Is Monday, July 9.
You can sign up online. Click here, and follow the instructions.
OLYMPIA — The state Elections Division has expanded its help to register voters and get them information about the candidates and ballot issues they face on this year's ballot to include three languages besides English.
A voter who isn't fluent in English but is in one of those languages can enter their first and last name and birthdate (or nombre/apellido.fecha de nacimiento, ten goi/ten ho/ngay sinh, or in traditional Chinese characters that aren't available on the computer that handles this blog) and see all the details on who's on his or her ballot.
It's the work of the division's minority language coordinator, Cristina Labra, and it's up and running in advance of the deadline for registering online to vote in the Aug. 7 primary, which is coming up on July 9.
OLYMPIA – Washington voters have a very good track record of casting ballots – among the best in the country.
Is it perfect? No. Could it be better? Yes. Are there people who should vote but don’t? Probably. Is it worth making major changes to the current system to capture some shoulda-woulda-coulda voters?
Some legislators think so. Some state and local officials who run the elections wish they would knock it off. Judge for yourself who’s right.
To read the rest of this column, go inside the blog.
OLYMPIA – One of the most popular ways to register to vote is to sign up when applying for a driver’s license. Unless you’re 16 or 17, the time when most drivers get their first license but are too young to vote.
State Rep. Andy Billig, D-Spokane, thinks the state should help those young drivers and all 16- and 17-year-olds become good voters, by letting them “pre-register” to vote, so they’ll automatically be added to the rolls when they turn 18.
OLYMPIA — Nearly 21,000 residents who either signed up to vote or updated their registration by using a state web site might not have been mailed a ballot or may have been sent a ballot for their old address.

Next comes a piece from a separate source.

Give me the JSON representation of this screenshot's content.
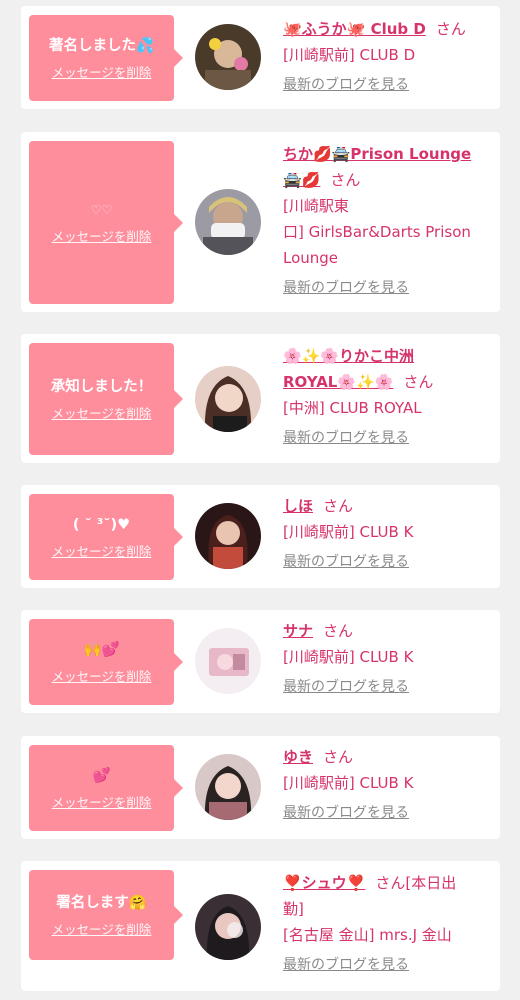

The Washington Secretary of State's office said late Monday that some voters who used the Department of Licensing's web site to register or change their address may not have received a ballot because the DoL computer wasn't sending that information to the SecState computer.
Nearly 15,000 voters who tried to update their registration address when they updated their drivers license address filled out a form online and on time, but that information wasn't forwarded to the Secretary of State's office until last Friday. Some of those voters may have received ballots that were sent to a previous address and forwarded to them; others may not have received a ballot
Almost 6,000 who weren't registered may have filled out the “update your voter registration” form which doesn't have enough information for a new registration.
So what's a wouldbe voter to do? On Election Eve, the Secretary of State's office says if you believe you registered but haven't received a ballot — or if you changed your address but received a ballot for your old location — go to your county elections office or a Voter Service Center to fill out a registration form and cast a provisional ballot.
For information on the location of county elections offices and voter service centers, click here.
If you're a Washington resident who has been putting off registering to vote but still want to cast a ballot in the November general election, here's your last warning:
This is the last day to register the relatively easy way, online. You can just go to the Secretary of State's website and follow the instrluctions.
Because this is a federal holiday (Columbus Day), the time has passed to download a form, fill it out and mail it in. You can't get it postmarked today because the Post Offices are closed.
But the Internet does not close down, so you can do it online.
Miss today's deadline and you'll have to go to your county elections office, fill out the form in person and turn it in, sometime between now and Halloween. But seriously: If you've been procrastinating this long, which are you more likely to do? Click a link and type in some info, or figure out where the elections office is, when it's open and drive over there?
We thought so. Click on the link and get going.
If you're an Idaho voter, never mind. The rules are different there.